As usual, 456 Berea Street is keeping us informed and up-to-date on what is happening in the world of web page design. CSS 3 Selectors Explained is a look at the new features in Cascading Style Sheets for CSS 3 arriving in a browser near you soon.
In September and October of 2005 I published a series of articles that explained the selectors that are available in CSS 2.1. A quick summary is that most of the selectors described in those articles can be used now in modern browsers like Mozilla/Firefox, Safari, and Opera. We just need to wait for Internet Explorer to catch up before we can start using the full power of CSS 2.1 selectors. The good news is that Internet Explorer will catch up, at least to some extent, with the release of version 7.
If we look a little further ahead, there are even more powerful selectors waiting to be implemented and used in CSS 3. Many of the CSS 3 selectors have already been implemented in modern browsers, but in general support is far too patchy for developers to rely on these new selectors. However, there are cases where they can be used to add nice forward enhancing features, so I think taking a look at how the new selectors in CSS 3 work can be useful.
The article refers to the Selectors W3C Working Draft 15 December 2005 and explains many of the new features coming out to really help push web page design limits. Examples include substring matching attributes, a variety of different pseudo classes, the general sibling combinator, and better browser support.
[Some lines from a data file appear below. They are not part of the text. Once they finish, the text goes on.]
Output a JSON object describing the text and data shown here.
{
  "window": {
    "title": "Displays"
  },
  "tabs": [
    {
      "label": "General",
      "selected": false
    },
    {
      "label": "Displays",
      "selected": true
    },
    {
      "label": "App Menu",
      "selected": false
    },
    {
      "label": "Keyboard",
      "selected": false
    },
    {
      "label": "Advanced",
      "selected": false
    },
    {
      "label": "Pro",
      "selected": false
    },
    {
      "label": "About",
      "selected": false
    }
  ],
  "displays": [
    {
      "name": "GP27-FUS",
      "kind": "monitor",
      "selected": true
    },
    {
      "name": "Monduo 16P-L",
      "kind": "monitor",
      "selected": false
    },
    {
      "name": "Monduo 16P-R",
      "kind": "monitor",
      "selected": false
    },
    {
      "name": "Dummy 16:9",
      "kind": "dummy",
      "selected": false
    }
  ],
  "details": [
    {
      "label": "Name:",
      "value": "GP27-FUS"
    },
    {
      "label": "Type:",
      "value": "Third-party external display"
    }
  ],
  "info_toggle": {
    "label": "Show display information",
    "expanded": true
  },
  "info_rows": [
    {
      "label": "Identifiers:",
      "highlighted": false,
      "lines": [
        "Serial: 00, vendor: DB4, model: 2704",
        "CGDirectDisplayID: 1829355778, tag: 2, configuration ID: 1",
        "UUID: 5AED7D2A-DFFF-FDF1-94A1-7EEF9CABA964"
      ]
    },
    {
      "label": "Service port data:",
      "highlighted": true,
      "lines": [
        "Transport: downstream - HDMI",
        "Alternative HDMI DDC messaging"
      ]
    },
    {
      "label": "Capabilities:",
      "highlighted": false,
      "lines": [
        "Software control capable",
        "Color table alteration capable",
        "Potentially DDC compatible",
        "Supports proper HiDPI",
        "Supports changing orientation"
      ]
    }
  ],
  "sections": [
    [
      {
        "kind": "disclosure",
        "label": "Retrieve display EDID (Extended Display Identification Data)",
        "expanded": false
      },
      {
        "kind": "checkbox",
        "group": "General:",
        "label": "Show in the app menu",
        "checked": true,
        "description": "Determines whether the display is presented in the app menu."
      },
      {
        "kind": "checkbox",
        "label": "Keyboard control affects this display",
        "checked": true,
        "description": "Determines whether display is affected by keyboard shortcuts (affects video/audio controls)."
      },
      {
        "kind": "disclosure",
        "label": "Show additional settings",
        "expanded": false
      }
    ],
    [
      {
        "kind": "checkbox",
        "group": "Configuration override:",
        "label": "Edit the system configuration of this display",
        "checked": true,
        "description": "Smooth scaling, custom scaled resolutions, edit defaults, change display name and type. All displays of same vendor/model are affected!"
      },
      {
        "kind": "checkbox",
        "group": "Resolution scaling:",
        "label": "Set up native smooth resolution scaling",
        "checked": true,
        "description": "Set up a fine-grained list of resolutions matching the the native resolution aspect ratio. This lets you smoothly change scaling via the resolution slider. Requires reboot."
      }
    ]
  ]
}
It will take time, maybe a few years, for all the browsers to catch up with the new CSS selectors, but this peek will help you keep up with the CSS Joneses.